■ EXERCISE DESCRIPTION:
Each entry below is to be returned exactly, with any pictures left out.

Top of SUPPLIED MATERIAL

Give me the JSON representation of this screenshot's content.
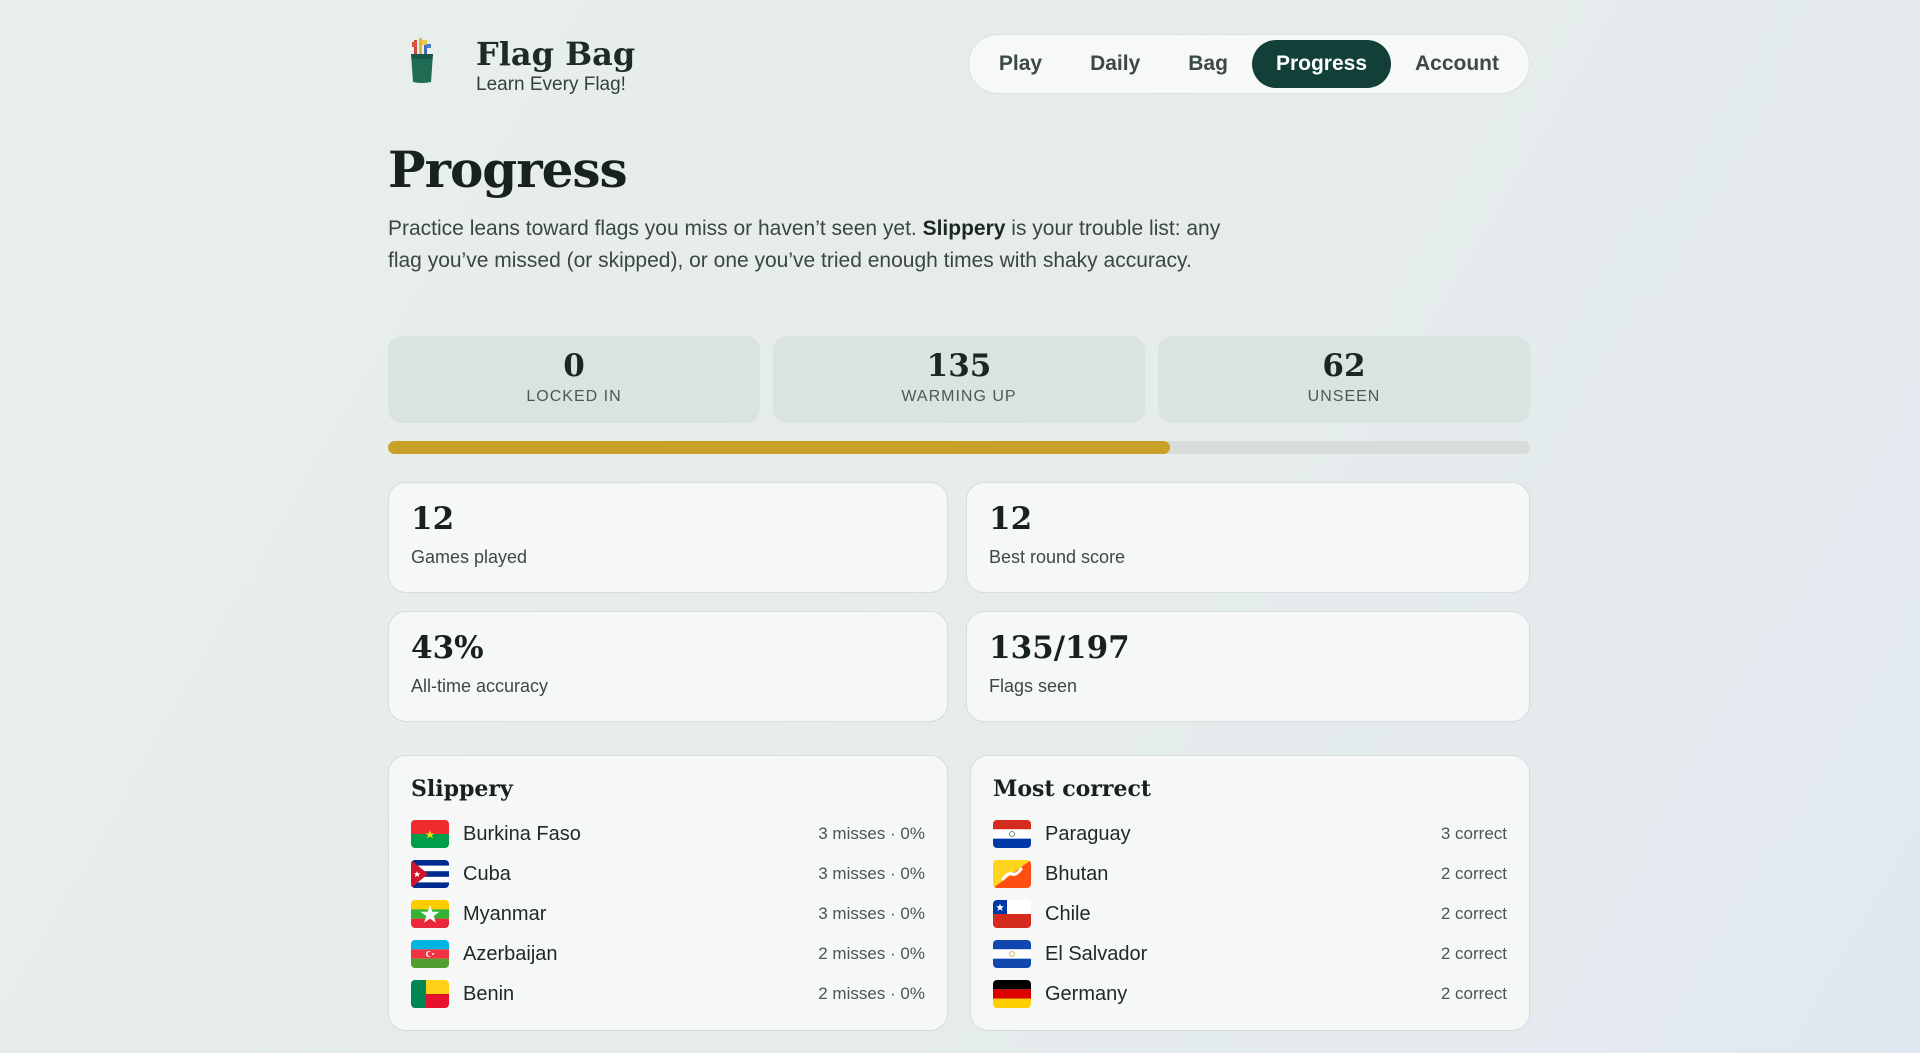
{
  "brand": {
    "title": "Flag Bag",
    "subtitle": "Learn Every Flag!",
    "logo": "bag-of-flags-icon"
  },
  "nav": [
    {
      "label": "Play",
      "active": false
    },
    {
      "label": "Daily",
      "active": false
    },
    {
      "label": "Bag",
      "active": false
    },
    {
      "label": "Progress",
      "active": true
    },
    {
      "label": "Account",
      "active": false
    }
  ],
  "page": {
    "title": "Progress",
    "intro_1": "Practice leans toward flags you miss or haven’t seen yet. ",
    "intro_bold": "Slippery",
    "intro_2": " is your trouble list: any flag you’ve missed (or skipped), or one you’ve tried enough times with shaky accuracy."
  },
  "tiers": [
    {
      "value": "0",
      "label": "LOCKED IN"
    },
    {
      "value": "135",
      "label": "WARMING UP"
    },
    {
      "value": "62",
      "label": "UNSEEN"
    }
  ],
  "progress_fraction": 0.685,
  "colors": {
    "accent": "#123f37",
    "progress": "#c9a028"
  },
  "stats": [
    {
      "value": "12",
      "label": "Games played"
    },
    {
      "value": "12",
      "label": "Best round score"
    },
    {
      "value": "43%",
      "label": "All-time accuracy"
    },
    {
      "value": "135/197",
      "label": "Flags seen"
    }
  ],
  "slippery": {
    "title": "Slippery",
    "items": [
      {
        "country": "Burkina Faso",
        "meta": "3 misses · 0%",
        "flag": "burkina-faso-flag-icon"
      },
      {
        "country": "Cuba",
        "meta": "3 misses · 0%",
        "flag": "cuba-flag-icon"
      },
      {
        "country": "Myanmar",
        "meta": "3 misses · 0%",
        "flag": "myanmar-flag-icon"
      },
      {
        "country": "Azerbaijan",
        "meta": "2 misses · 0%",
        "flag": "azerbaijan-flag-icon"
      },
      {
        "country": "Benin",
        "meta": "2 misses · 0%",
        "flag": "benin-flag-icon"
      }
    ]
  },
  "most_correct": {
    "title": "Most correct",
    "items": [
      {
        "country": "Paraguay",
        "meta": "3 correct",
        "flag": "paraguay-flag-icon"
      },
      {
        "country": "Bhutan",
        "meta": "2 correct",
        "flag": "bhutan-flag-icon"
      },
      {
        "country": "Chile",
        "meta": "2 correct",
        "flag": "chile-flag-icon"
      },
      {
        "country": "El Salvador",
        "meta": "2 correct",
        "flag": "el-salvador-flag-icon"
      },
      {
        "country": "Germany",
        "meta": "2 correct",
        "flag": "germany-flag-icon"
      }
    ]
  }
}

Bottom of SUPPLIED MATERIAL

■ SOLUTION:
Give me the JSON representation of this screenshot's content.
{
  "brand": {
    "title": "Flag Bag",
    "subtitle": "Learn Every Flag!",
    "logo": "bag-of-flags-icon"
  },
  "nav": [
    {
      "label": "Play",
      "active": false
    },
    {
      "label": "Daily",
      "active": false
    },
    {
      "label": "Bag",
      "active": false
    },
    {
      "label": "Progress",
      "active": true
    },
    {
      "label": "Account",
      "active": false
    }
  ],
  "page": {
    "title": "Progress",
    "intro_1": "Practice leans toward flags you miss or haven’t seen yet. ",
    "intro_bold": "Slippery",
    "intro_2": " is your trouble list: any flag you’ve missed (or skipped), or one you’ve tried enough times with shaky accuracy."
  },
  "tiers": [
    {
      "value": "0",
      "label": "LOCKED IN"
    },
    {
      "value": "135",
      "label": "WARMING UP"
    },
    {
      "value": "62",
      "label": "UNSEEN"
    }
  ],
  "progress_fraction": 0.685,
  "colors": {
    "accent": "#123f37",
    "progress": "#c9a028"
  },
  "stats": [
    {
      "value": "12",
      "label": "Games played"
    },
    {
      "value": "12",
      "label": "Best round score"
    },
    {
      "value": "43%",
      "label": "All-time accuracy"
    },
    {
      "value": "135/197",
      "label": "Flags seen"
    }
  ],
  "slippery": {
    "title": "Slippery",
    "items": [
      {
        "country": "Burkina Faso",
        "meta": "3 misses · 0%",
        "flag": "burkina-faso-flag-icon"
      },
      {
        "country": "Cuba",
        "meta": "3 misses · 0%",
        "flag": "cuba-flag-icon"
      },
      {
        "country": "Myanmar",
        "meta": "3 misses · 0%",
        "flag": "myanmar-flag-icon"
      },
      {
        "country": "Azerbaijan",
        "meta": "2 misses · 0%",
        "flag": "azerbaijan-flag-icon"
      },
      {
        "country": "Benin",
        "meta": "2 misses · 0%",
        "flag": "benin-flag-icon"
      }
    ]
  },
  "most_correct": {
    "title": "Most correct",
    "items": [
      {
        "country": "Paraguay",
        "meta": "3 correct",
        "flag": "paraguay-flag-icon"
      },
      {
        "country": "Bhutan",
        "meta": "2 correct",
        "flag": "bhutan-flag-icon"
      },
      {
        "country": "Chile",
        "meta": "2 correct",
        "flag": "chile-flag-icon"
      },
      {
        "country": "El Salvador",
        "meta": "2 correct",
        "flag": "el-salvador-flag-icon"
      },
      {
        "country": "Germany",
        "meta": "2 correct",
        "flag": "germany-flag-icon"
      }
    ]
  }
}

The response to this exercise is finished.